Energy Sources: Petroleum imports from the USSR ceased and oil imports slowed steadily. This impact was felt immediately in many different aspects of life. Transportation was limited, agricultural machines were left without fuel and an immediate breakdown of the system. As ways to fight this loss the government encouraged the conservation of fuel and energy for all people. To help in this struggle the government bought 1.2 million bikes from China, produced half a million more, and distributed them as means of transportation. Public transportation was implemented, however, people would have to wait hours for a bus that may be full when it arrived.
Food: The imports of pesticides, fertilizer and oil made the agricultural industry nearly impossible. Nationwide food shortages fell over Cuba and famine struck many. Child malnutrition became evident, on average Cubans lost 20 pounds and in some places the daily caloric intake dropped to 1,500 calories per day. Many times, needed calories were supplemented with sugar, the only thing available. Food rationing was implemented by the government in order to combat the food shortages but there was unusually not enough food to give everyone the right amount of food. The practice of organic farming took off due to the need for crops. The government also gave land to those who would farm and produce food for the community.

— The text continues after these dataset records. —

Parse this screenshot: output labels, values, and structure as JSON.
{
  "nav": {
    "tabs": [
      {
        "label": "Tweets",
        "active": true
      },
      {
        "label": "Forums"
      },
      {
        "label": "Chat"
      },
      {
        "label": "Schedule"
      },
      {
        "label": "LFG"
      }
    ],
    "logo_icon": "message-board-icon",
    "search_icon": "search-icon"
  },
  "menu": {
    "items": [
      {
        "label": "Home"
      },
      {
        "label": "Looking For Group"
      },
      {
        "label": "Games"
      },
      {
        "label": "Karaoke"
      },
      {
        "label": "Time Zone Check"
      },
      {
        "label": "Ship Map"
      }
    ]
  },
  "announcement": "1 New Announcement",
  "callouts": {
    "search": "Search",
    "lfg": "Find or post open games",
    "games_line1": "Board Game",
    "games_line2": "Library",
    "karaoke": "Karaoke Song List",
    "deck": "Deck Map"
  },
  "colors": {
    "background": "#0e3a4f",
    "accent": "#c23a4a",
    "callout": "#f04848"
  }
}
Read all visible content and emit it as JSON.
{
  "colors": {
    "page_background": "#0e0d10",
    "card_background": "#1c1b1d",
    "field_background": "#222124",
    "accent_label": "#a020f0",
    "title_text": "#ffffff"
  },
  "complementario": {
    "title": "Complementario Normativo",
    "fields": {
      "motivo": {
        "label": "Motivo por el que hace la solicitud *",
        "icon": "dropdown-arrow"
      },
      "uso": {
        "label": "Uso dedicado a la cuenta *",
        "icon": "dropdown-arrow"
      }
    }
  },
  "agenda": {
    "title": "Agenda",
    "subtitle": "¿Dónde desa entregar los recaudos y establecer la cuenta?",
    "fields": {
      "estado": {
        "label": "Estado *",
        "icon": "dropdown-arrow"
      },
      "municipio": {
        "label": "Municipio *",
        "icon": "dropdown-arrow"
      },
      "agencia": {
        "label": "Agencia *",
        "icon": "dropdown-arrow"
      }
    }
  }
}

Organic Farming in Cuba
Building Materials: Without the imports of steel, building material, and the lack of money to produce such items, buildings began to collapse. With the poor economy, building fixes were the last priority, however, the detriment on the housing is evident.
Although through this time period Cubans had to learn to live without many things they were used to, they quickly adapted to a system that worked with the resources they have. Their farming techniques can be used as a model for a more organic way to produce food. The way Cuba has adapted to not having the necessary fossil fuels could also act as a model for when the fossil fuels on the planet become scarce forcing us to adapt.